• [Your objective] Give every entry again, word for word.

╭─ Provided records

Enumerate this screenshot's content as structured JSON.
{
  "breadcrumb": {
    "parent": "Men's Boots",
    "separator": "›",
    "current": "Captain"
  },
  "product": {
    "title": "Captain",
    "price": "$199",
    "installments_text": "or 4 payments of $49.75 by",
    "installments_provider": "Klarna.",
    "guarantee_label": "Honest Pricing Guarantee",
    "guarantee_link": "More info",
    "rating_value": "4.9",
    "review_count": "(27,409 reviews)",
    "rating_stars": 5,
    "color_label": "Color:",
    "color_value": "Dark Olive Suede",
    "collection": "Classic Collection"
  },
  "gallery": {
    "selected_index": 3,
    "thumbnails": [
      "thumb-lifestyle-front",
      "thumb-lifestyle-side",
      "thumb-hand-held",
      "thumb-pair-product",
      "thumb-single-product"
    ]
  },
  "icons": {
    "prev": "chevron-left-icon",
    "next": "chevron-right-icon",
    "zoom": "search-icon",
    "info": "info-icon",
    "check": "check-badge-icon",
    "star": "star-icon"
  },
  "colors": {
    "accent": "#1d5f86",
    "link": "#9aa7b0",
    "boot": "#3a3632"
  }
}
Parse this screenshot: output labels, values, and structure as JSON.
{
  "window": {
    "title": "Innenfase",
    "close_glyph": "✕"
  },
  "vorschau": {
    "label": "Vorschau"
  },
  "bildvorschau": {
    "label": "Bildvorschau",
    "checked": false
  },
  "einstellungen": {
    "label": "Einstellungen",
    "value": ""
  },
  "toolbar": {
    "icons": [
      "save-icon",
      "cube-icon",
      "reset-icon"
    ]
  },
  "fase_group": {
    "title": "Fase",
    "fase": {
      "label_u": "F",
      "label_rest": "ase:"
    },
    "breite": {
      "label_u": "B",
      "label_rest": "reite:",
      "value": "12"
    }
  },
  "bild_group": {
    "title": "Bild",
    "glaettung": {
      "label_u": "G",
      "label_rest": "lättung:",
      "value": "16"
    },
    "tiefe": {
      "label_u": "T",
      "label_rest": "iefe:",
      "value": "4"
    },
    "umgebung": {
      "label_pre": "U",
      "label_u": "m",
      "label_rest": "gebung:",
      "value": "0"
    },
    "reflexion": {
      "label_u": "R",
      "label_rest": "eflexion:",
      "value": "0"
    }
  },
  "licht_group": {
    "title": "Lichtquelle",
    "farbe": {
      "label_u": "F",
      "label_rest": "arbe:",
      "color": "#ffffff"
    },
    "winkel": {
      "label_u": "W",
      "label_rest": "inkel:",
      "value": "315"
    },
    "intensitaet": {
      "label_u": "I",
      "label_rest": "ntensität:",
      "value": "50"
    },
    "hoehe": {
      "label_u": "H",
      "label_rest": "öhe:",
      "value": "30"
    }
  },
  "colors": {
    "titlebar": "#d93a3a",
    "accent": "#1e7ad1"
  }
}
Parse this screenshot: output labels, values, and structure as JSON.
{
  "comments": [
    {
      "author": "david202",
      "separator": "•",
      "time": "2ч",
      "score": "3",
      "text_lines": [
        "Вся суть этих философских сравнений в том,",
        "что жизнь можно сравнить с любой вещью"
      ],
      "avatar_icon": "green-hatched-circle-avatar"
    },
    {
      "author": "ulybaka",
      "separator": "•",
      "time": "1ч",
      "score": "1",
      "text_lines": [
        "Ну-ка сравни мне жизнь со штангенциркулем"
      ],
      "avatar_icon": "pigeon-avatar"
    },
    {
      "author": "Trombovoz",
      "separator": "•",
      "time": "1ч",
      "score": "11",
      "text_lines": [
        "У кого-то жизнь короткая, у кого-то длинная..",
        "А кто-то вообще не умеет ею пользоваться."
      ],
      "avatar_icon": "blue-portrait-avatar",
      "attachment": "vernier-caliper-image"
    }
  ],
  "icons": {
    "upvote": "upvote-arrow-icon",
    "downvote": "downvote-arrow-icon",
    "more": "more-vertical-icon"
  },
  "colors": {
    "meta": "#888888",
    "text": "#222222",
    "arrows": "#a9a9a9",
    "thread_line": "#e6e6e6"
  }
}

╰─

• [Exercise response]
Enumerate this screenshot's content as structured JSON.
{
  "breadcrumb": {
    "parent": "Men's Boots",
    "separator": "›",
    "current": "Captain"
  },
  "product": {
    "title": "Captain",
    "price": "$199",
    "installments_text": "or 4 payments of $49.75 by",
    "installments_provider": "Klarna.",
    "guarantee_label": "Honest Pricing Guarantee",
    "guarantee_link": "More info",
    "rating_value": "4.9",
    "review_count": "(27,409 reviews)",
    "rating_stars": 5,
    "color_label": "Color:",
    "color_value": "Dark Olive Suede",
    "collection": "Classic Collection"
  },
  "gallery": {
    "selected_index": 3,
    "thumbnails": [
      "thumb-lifestyle-front",
      "thumb-lifestyle-side",
      "thumb-hand-held",
      "thumb-pair-product",
      "thumb-single-product"
    ]
  },
  "icons": {
    "prev": "chevron-left-icon",
    "next": "chevron-right-icon",
    "zoom": "search-icon",
    "info": "info-icon",
    "check": "check-badge-icon",
    "star": "star-icon"
  },
  "colors": {
    "accent": "#1d5f86",
    "link": "#9aa7b0",
    "boot": "#3a3632"
  }
}
Parse this screenshot: output labels, values, and structure as JSON.
{
  "window": {
    "title": "Innenfase",
    "close_glyph": "✕"
  },
  "vorschau": {
    "label": "Vorschau"
  },
  "bildvorschau": {
    "label": "Bildvorschau",
    "checked": false
  },
  "einstellungen": {
    "label": "Einstellungen",
    "value": ""
  },
  "toolbar": {
    "icons": [
      "save-icon",
      "cube-icon",
      "reset-icon"
    ]
  },
  "fase_group": {
    "title": "Fase",
    "fase": {
      "label_u": "F",
      "label_rest": "ase:"
    },
    "breite": {
      "label_u": "B",
      "label_rest": "reite:",
      "value": "12"
    }
  },
  "bild_group": {
    "title": "Bild",
    "glaettung": {
      "label_u": "G",
      "label_rest": "lättung:",
      "value": "16"
    },
    "tiefe": {
      "label_u": "T",
      "label_rest": "iefe:",
      "value": "4"
    },
    "umgebung": {
      "label_pre": "U",
      "label_u": "m",
      "label_rest": "gebung:",
      "value": "0"
    },
    "reflexion": {
      "label_u": "R",
      "label_rest": "eflexion:",
      "value": "0"
    }
  },
  "licht_group": {
    "title": "Lichtquelle",
    "farbe": {
      "label_u": "F",
      "label_rest": "arbe:",
      "color": "#ffffff"
    },
    "winkel": {
      "label_u": "W",
      "label_rest": "inkel:",
      "value": "315"
    },
    "intensitaet": {
      "label_u": "I",
      "label_rest": "ntensität:",
      "value": "50"
    },
    "hoehe": {
      "label_u": "H",
      "label_rest": "öhe:",
      "value": "30"
    }
  },
  "colors": {
    "titlebar": "#d93a3a",
    "accent": "#1e7ad1"
  }
}
Parse this screenshot: output labels, values, and structure as JSON.
{
  "comments": [
    {
      "author": "david202",
      "separator": "•",
      "time": "2ч",
      "score": "3",
      "text_lines": [
        "Вся суть этих философских сравнений в том,",
        "что жизнь можно сравнить с любой вещью"
      ],
      "avatar_icon": "green-hatched-circle-avatar"
    },
    {
      "author": "ulybaka",
      "separator": "•",
      "time": "1ч",
      "score": "1",
      "text_lines": [
        "Ну-ка сравни мне жизнь со штангенциркулем"
      ],
      "avatar_icon": "pigeon-avatar"
    },
    {
      "author": "Trombovoz",
      "separator": "•",
      "time": "1ч",
      "score": "11",
      "text_lines": [
        "У кого-то жизнь короткая, у кого-то длинная..",
        "А кто-то вообще не умеет ею пользоваться."
      ],
      "avatar_icon": "blue-portrait-avatar",
      "attachment": "vernier-caliper-image"
    }
  ],
  "icons": {
    "upvote": "upvote-arrow-icon",
    "downvote": "downvote-arrow-icon",
    "more": "more-vertical-icon"
  },
  "colors": {
    "meta": "#888888",
    "text": "#222222",
    "arrows": "#a9a9a9",
    "thread_line": "#e6e6e6"
  }
}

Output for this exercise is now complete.